The Lima News
Events like the Boston Marathon are supposed to celebrate everything that is right. It’s about personal achievement, setting goals, perseverance and fulfilling dreams.
It’s a place where sportsmanship is on constant display and important milestones are reached, such as that of 2003 Van Wert High School graduate Craig Leon, who finished 10th out of 26,000 runners and third among all American runners.
Someone evil tried to take that away Monday afternoon.
In a span of 10 seconds, two fiery blasts sent grim reminders of 9-11 and New York City as dense plumes of smoke rose over the street, blood stained the pavement, and windows were blown out of buildings.
Once again, freedom itself was attacked by faceless cowards.
Once again, a U.S. president, this time Barack Obama, vowed those responsible will “feel the full weight of justice.”
Once again, an attack on innocent people left America in mourning.
Who would do such a thing? The list of possible fanatics is spread across the seas and throughout the heartland of this great nation. The act of aggression comes at a time when a new Middle East footprint is being forged by extremists and Americans at home are embroiled in an impassioned debate over gun control,
By all indications, it appeared to be a well-coordinated attack done by perpetrators who chose a uniquely vulnerable target on a symbolic day — Patriots Day — which commemorates the first battles of the American Revolution in 1775.
There are typically up to half a million spectators from all corners of the United States. Among them were high-profile people, such as the parents of children from Newtown, who stood along the last mile, dedicated to the 20 children and six adults who were killed by another maniac. Other well-wishers came from communities like those in the Lima region, which saw dozens of runners qualify for the big show.
The attack appeared well-timed, occurring about four hours into the race. At that point, the finish line was at one of its most crowded points because of the slower recreational runners completing the race and because of all their friends and relatives who were clustered around to cheer them on.
The nature of the event makes it especially susceptible to such an attack. Race organizers and public-safety professionals can only do so much, given no tickets are needed for spectators and there are few if any inspections or checkpoints, except in official areas.
Fortunately, more carnage was avoided when two other bombs were found. The scene already was beyond horrific.

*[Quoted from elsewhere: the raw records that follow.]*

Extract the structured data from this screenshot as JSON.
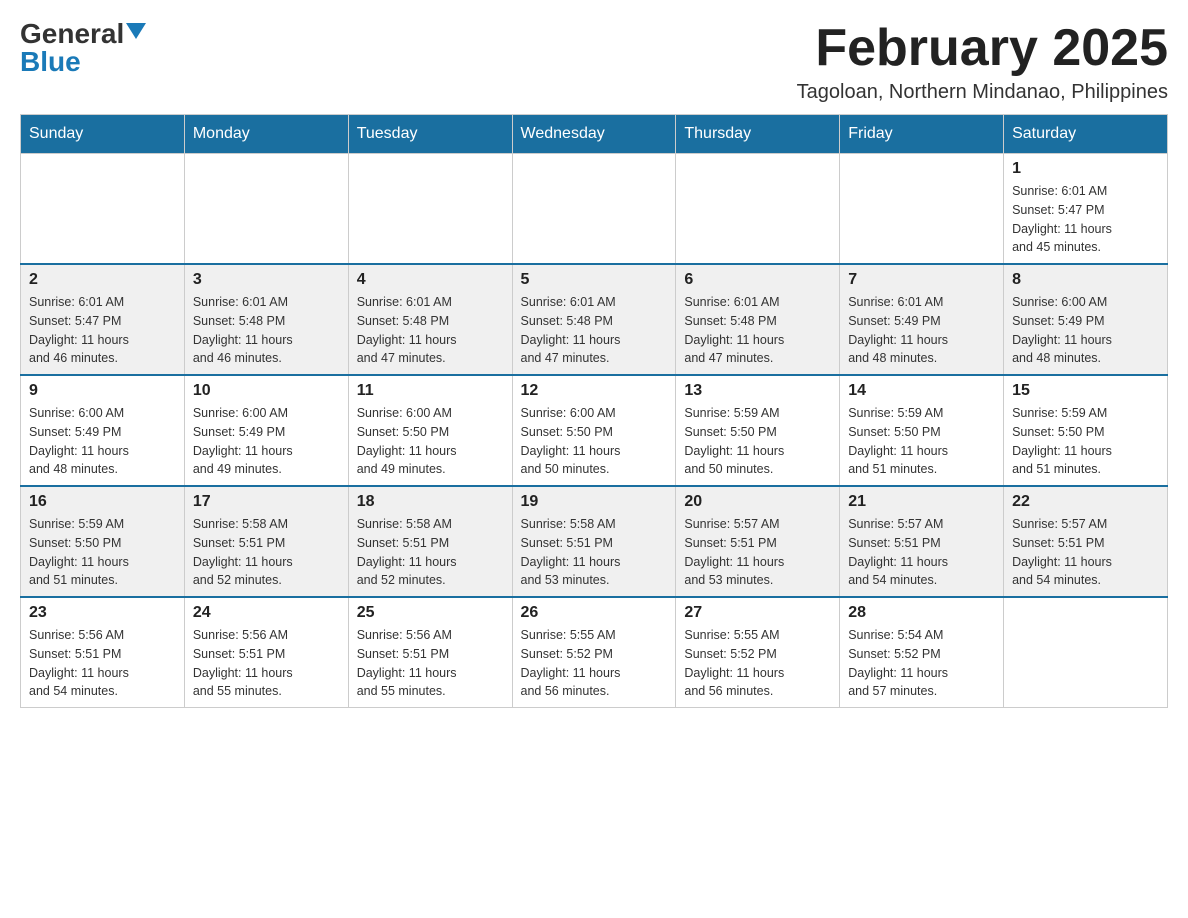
{
  "logo": {
    "general": "General",
    "blue": "Blue"
  },
  "title": {
    "month": "February 2025",
    "location": "Tagoloan, Northern Mindanao, Philippines"
  },
  "days_header": [
    "Sunday",
    "Monday",
    "Tuesday",
    "Wednesday",
    "Thursday",
    "Friday",
    "Saturday"
  ],
  "weeks": [
    {
      "days": [
        {
          "number": "",
          "info": ""
        },
        {
          "number": "",
          "info": ""
        },
        {
          "number": "",
          "info": ""
        },
        {
          "number": "",
          "info": ""
        },
        {
          "number": "",
          "info": ""
        },
        {
          "number": "",
          "info": ""
        },
        {
          "number": "1",
          "info": "Sunrise: 6:01 AM\nSunset: 5:47 PM\nDaylight: 11 hours\nand 45 minutes."
        }
      ]
    },
    {
      "days": [
        {
          "number": "2",
          "info": "Sunrise: 6:01 AM\nSunset: 5:47 PM\nDaylight: 11 hours\nand 46 minutes."
        },
        {
          "number": "3",
          "info": "Sunrise: 6:01 AM\nSunset: 5:48 PM\nDaylight: 11 hours\nand 46 minutes."
        },
        {
          "number": "4",
          "info": "Sunrise: 6:01 AM\nSunset: 5:48 PM\nDaylight: 11 hours\nand 47 minutes."
        },
        {
          "number": "5",
          "info": "Sunrise: 6:01 AM\nSunset: 5:48 PM\nDaylight: 11 hours\nand 47 minutes."
        },
        {
          "number": "6",
          "info": "Sunrise: 6:01 AM\nSunset: 5:48 PM\nDaylight: 11 hours\nand 47 minutes."
        },
        {
          "number": "7",
          "info": "Sunrise: 6:01 AM\nSunset: 5:49 PM\nDaylight: 11 hours\nand 48 minutes."
        },
        {
          "number": "8",
          "info": "Sunrise: 6:00 AM\nSunset: 5:49 PM\nDaylight: 11 hours\nand 48 minutes."
        }
      ]
    },
    {
      "days": [
        {
          "number": "9",
          "info": "Sunrise: 6:00 AM\nSunset: 5:49 PM\nDaylight: 11 hours\nand 48 minutes."
        },
        {
          "number": "10",
          "info": "Sunrise: 6:00 AM\nSunset: 5:49 PM\nDaylight: 11 hours\nand 49 minutes."
        },
        {
          "number": "11",
          "info": "Sunrise: 6:00 AM\nSunset: 5:50 PM\nDaylight: 11 hours\nand 49 minutes."
        },
        {
          "number": "12",
          "info": "Sunrise: 6:00 AM\nSunset: 5:50 PM\nDaylight: 11 hours\nand 50 minutes."
        },
        {
          "number": "13",
          "info": "Sunrise: 5:59 AM\nSunset: 5:50 PM\nDaylight: 11 hours\nand 50 minutes."
        },
        {
          "number": "14",
          "info": "Sunrise: 5:59 AM\nSunset: 5:50 PM\nDaylight: 11 hours\nand 51 minutes."
        },
        {
          "number": "15",
          "info": "Sunrise: 5:59 AM\nSunset: 5:50 PM\nDaylight: 11 hours\nand 51 minutes."
        }
      ]
    },
    {
      "days": [
        {
          "number": "16",
          "info": "Sunrise: 5:59 AM\nSunset: 5:50 PM\nDaylight: 11 hours\nand 51 minutes."
        },
        {
          "number": "17",
          "info": "Sunrise: 5:58 AM\nSunset: 5:51 PM\nDaylight: 11 hours\nand 52 minutes."
        },
        {
          "number": "18",
          "info": "Sunrise: 5:58 AM\nSunset: 5:51 PM\nDaylight: 11 hours\nand 52 minutes."
        },
        {
          "number": "19",
          "info": "Sunrise: 5:58 AM\nSunset: 5:51 PM\nDaylight: 11 hours\nand 53 minutes."
        },
        {
          "number": "20",
          "info": "Sunrise: 5:57 AM\nSunset: 5:51 PM\nDaylight: 11 hours\nand 53 minutes."
        },
        {
          "number": "21",
          "info": "Sunrise: 5:57 AM\nSunset: 5:51 PM\nDaylight: 11 hours\nand 54 minutes."
        },
        {
          "number": "22",
          "info": "Sunrise: 5:57 AM\nSunset: 5:51 PM\nDaylight: 11 hours\nand 54 minutes."
        }
      ]
    },
    {
      "days": [
        {
          "number": "23",
          "info": "Sunrise: 5:56 AM\nSunset: 5:51 PM\nDaylight: 11 hours\nand 54 minutes."
        },
        {
          "number": "24",
          "info": "Sunrise: 5:56 AM\nSunset: 5:51 PM\nDaylight: 11 hours\nand 55 minutes."
        },
        {
          "number": "25",
          "info": "Sunrise: 5:56 AM\nSunset: 5:51 PM\nDaylight: 11 hours\nand 55 minutes."
        },
        {
          "number": "26",
          "info": "Sunrise: 5:55 AM\nSunset: 5:52 PM\nDaylight: 11 hours\nand 56 minutes."
        },
        {
          "number": "27",
          "info": "Sunrise: 5:55 AM\nSunset: 5:52 PM\nDaylight: 11 hours\nand 56 minutes."
        },
        {
          "number": "28",
          "info": "Sunrise: 5:54 AM\nSunset: 5:52 PM\nDaylight: 11 hours\nand 57 minutes."
        },
        {
          "number": "",
          "info": ""
        }
      ]
    }
  ]
}
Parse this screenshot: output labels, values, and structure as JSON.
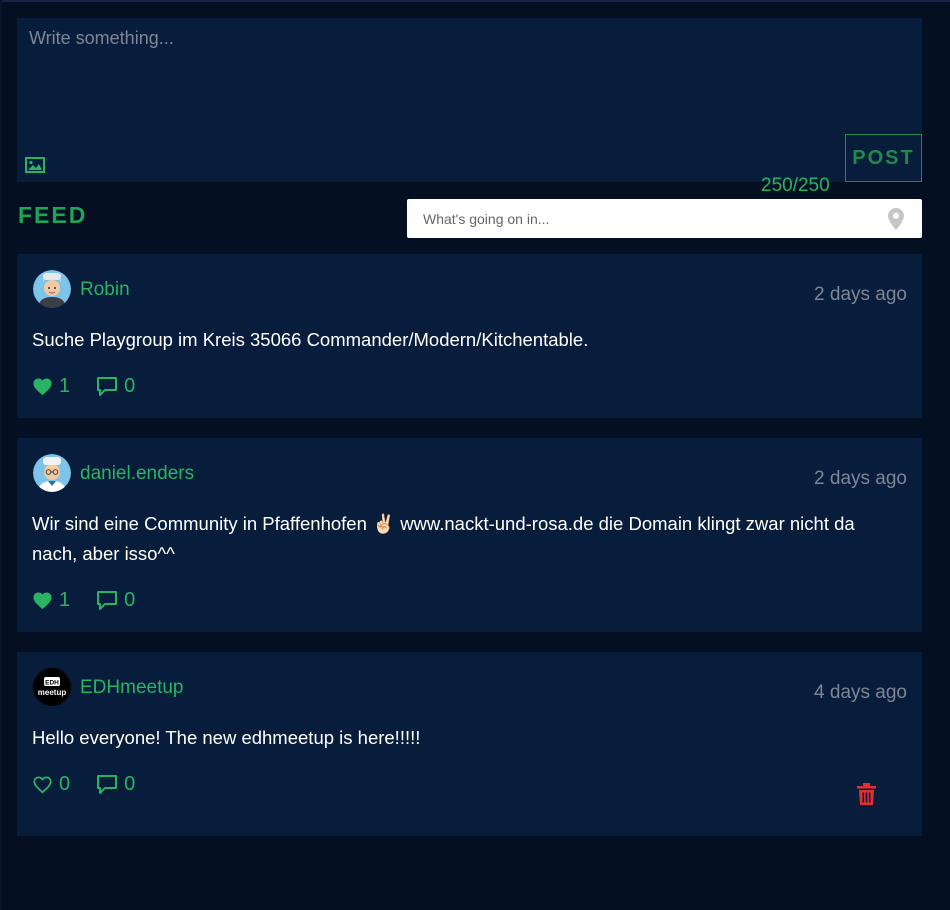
{
  "composer": {
    "placeholder": "Write something...",
    "char_count": "250/250",
    "post_label": "POST"
  },
  "feed": {
    "title": "FEED",
    "search_placeholder": "What's going on in..."
  },
  "posts": [
    {
      "username": "Robin",
      "time": "2 days ago",
      "text": "Suche Playgroup im Kreis 35066 Commander/Modern/Kitchentable.",
      "likes": "1",
      "comments": "0",
      "liked": true
    },
    {
      "username": "daniel.enders",
      "time": "2 days ago",
      "text": "Wir sind eine Community in Pfaffenhofen ✌🏻 www.nackt-und-rosa.de die Domain klingt zwar nicht da nach, aber isso^^",
      "likes": "1",
      "comments": "0",
      "liked": true
    },
    {
      "username": "EDHmeetup",
      "avatar_text_top": "EDH",
      "avatar_text_bottom": "meetup",
      "time": "4 days ago",
      "text": "Hello everyone! The new edhmeetup is here!!!!!",
      "likes": "0",
      "comments": "0",
      "liked": false
    }
  ],
  "colors": {
    "background": "#050f22",
    "card": "#081d3c",
    "accent": "#28b463",
    "delete": "#e03131"
  }
}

“They just started bringing people in with no limbs,” said runner Tim Davey, of Richmond, Va. He said he and his wife, Lisa, tried to keep their children’s eyes shielded from the gruesome scene inside a medical tent that had been set up to care for fatigued runners, but “they saw a lot.”
Americans are understandably angry today.
Rest assured, though. Carefully and meticulously, authorities will work on tracking down leads and examining evidence until justice does prevail.
Timothy McVeigh. Saddam Hussein. Osama bin Laden.
All caught. All punished. All cowards.